Educational development in a country largely depends on how well progress is measured, evaluated, and assessed. An effective education system needs robust quality control and monitoring mechanisms in place to efficiently evaluate the performance of the learning organizations. In recent years, considerable attention has been given to the roles of educational measurement, evaluation, and assessment with a view to improving the education systems in general and to adequately prepare the young generation to meet the ever growing demands of the 21st century in particular.
The first International Conference on Educational Measurement, Evaluation and Assessment (ICEMEA) was organized by the Emirates College for Advanced Education (ECAE) on 5–6 November 2017 in Abu Dhabi, United Arab Emirates. The conference aimed at those working in all sectors of education and training who have a keen interest in advancing their knowledge and skills in educational measurement, evaluation, and assessment. The conference brought together eminent and distinguished speakers from Australia, France, New Zealand, Singapore, United Kingdom and United States.
The present volume comprises of selected papers from the international scholars who shared their experiences during the conference and an invited paper. Each of these chapters deals with variety of issues and practices and covers recent trends in educational assessment. The international benchmarking tests such as Programme for International Student Assessment (PISA) provides valuable information to students, teachers and policy makers on performance of the students, schools and education system. In Chapter 1, Peter Adams examined the PISA related programs and products, how the participating countries used PISA data and what is planned for PISA in the future. Zhang Quan presented an overview of Rasch model and item analysis and test equating process in for Matriculation English Test (MET) in China in Chapter 2.
In Chapter 3, Vincente Reyes from the University of Queensland, Australia and Charlene Tan from Nanyang Technological University in Singapore discuss the assessment reforms in high-performing education systems such as Shanghai and Singapore. In Chapter 4, Mark Russell and his colleagues share their experience on the Effecting Sustainable Change in Assessment Practice and Experience (ESCAPE) Project and project’s sustainability and transferability.

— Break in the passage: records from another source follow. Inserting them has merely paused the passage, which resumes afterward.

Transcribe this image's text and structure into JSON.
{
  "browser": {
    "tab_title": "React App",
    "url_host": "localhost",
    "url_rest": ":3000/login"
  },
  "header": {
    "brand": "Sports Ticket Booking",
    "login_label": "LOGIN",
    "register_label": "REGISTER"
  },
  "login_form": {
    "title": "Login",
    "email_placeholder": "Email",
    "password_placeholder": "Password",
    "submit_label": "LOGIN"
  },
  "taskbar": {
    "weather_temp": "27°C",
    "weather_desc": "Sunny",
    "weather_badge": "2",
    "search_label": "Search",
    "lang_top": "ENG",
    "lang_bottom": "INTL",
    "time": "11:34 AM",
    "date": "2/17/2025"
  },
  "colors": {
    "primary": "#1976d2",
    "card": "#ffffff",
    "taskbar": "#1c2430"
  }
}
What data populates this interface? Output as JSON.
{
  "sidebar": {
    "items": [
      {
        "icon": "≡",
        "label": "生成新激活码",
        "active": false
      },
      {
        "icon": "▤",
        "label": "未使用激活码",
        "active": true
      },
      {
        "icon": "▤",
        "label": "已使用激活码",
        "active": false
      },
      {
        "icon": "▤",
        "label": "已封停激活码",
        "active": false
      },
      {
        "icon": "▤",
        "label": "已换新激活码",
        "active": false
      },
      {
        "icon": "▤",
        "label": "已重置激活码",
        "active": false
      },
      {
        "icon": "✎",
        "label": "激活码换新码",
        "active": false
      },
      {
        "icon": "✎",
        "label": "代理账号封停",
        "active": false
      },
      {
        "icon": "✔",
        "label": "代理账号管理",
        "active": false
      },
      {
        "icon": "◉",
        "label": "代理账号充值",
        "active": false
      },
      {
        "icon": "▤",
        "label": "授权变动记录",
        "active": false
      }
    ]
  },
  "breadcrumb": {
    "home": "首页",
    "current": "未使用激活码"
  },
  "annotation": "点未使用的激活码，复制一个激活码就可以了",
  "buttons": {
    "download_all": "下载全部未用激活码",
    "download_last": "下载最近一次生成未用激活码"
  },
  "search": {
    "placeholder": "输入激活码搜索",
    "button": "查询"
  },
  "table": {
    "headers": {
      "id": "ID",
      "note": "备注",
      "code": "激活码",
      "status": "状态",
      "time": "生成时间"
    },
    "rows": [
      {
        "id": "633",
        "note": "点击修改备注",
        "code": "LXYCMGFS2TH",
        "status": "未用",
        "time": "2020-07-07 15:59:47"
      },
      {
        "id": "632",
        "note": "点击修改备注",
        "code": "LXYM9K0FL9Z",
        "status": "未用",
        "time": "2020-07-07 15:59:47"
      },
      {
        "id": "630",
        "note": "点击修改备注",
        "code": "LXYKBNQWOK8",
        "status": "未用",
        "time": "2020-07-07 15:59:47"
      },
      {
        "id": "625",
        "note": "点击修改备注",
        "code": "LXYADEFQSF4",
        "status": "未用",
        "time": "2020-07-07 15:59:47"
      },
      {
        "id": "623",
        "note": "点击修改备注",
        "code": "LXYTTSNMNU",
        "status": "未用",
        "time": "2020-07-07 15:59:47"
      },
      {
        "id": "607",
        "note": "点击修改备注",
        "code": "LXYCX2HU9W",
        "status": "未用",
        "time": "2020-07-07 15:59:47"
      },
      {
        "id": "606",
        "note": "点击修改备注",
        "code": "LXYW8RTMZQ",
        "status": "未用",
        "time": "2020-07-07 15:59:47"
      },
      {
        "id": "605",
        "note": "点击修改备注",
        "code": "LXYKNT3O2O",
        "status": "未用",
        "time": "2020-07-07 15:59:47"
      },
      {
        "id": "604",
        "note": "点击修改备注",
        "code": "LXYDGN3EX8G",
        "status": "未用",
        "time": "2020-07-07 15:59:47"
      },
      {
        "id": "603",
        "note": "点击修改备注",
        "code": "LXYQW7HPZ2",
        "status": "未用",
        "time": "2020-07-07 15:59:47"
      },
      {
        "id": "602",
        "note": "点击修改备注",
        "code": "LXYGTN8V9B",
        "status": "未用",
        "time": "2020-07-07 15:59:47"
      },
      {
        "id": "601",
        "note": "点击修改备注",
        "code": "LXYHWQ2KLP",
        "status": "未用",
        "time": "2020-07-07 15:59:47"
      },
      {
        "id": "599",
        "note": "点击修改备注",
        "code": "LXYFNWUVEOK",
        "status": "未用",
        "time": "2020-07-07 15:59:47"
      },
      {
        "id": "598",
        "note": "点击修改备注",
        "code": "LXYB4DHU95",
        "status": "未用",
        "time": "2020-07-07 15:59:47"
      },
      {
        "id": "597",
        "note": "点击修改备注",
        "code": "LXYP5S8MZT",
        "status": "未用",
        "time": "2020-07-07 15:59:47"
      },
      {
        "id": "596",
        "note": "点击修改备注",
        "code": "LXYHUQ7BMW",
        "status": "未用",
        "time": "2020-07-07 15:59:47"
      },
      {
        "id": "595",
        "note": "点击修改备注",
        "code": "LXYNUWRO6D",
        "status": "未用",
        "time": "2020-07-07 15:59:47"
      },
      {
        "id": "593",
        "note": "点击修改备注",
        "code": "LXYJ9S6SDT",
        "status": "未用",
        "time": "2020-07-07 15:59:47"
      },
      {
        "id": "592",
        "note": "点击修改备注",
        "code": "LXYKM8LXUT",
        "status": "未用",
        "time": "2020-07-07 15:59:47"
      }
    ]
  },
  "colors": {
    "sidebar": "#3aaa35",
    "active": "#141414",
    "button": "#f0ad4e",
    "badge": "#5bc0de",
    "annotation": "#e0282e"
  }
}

Don Klinger from the Waikato University in New Zealand presented the pitfalls and potentials of classroom and large-scale assessments to improve educational outcome of students in Chapter 5. His presentation provided an overview of previous and ongoing research that highlights not only the necessary characteristics of large-scale assessments to inform practices and policies, but also, the skills and competencies educators require to effectively use such assessment information.
In Chapter 6, Patrick Griffin and Nafisa Awwal from the University of Melbourne, Graduate School of Education extensively described about assessment of collaborative problem-solving skills. Finally, Bahar Hasirci, Didem Karakuzular and Derin Atay pointed out the importance of assessment literacy and presented a comparative study on assessment literacy among selective Turkish teachers in Chapter 7.
I am indebted to the contributors to this volume for their time and efforts to make this book a reality. I would also like to take opportunity to thank staff members of Brill | Sense Publishers, in particular, Jasmin Lange, Chief Publishing Officer, Evelien van der Veer, Assistant Editor, and Jolanda Karada, Production Editor, for their tireless dedication in the publication process. It is hoped that this book will be a valuable resource for school administers, teachers, graduate students and researchers to keep up with the current development and trends, emerging issues and practices in educational assessment.